| EXERCISE AIM |
Go through the listing below and count the lines with "Sélectionnez" in them. Only the count is needed.

| DATASET EXTRACT |
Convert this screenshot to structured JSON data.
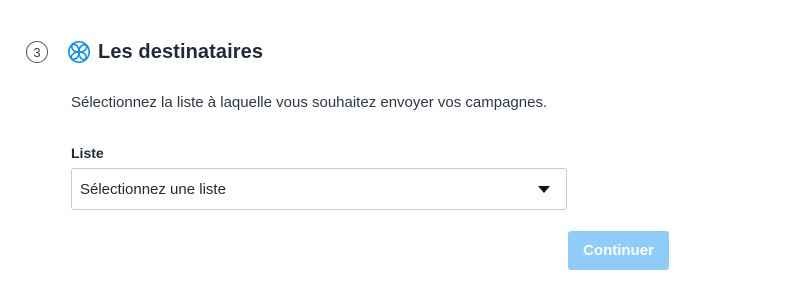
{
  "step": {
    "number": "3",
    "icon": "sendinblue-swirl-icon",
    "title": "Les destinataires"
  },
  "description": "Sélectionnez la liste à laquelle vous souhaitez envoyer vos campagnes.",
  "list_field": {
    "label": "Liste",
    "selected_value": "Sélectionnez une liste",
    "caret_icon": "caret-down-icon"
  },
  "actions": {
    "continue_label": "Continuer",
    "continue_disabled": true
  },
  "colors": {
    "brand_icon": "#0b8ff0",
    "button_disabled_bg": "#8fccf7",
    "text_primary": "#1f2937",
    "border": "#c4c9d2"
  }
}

| EXPECTED OUTPUT |
2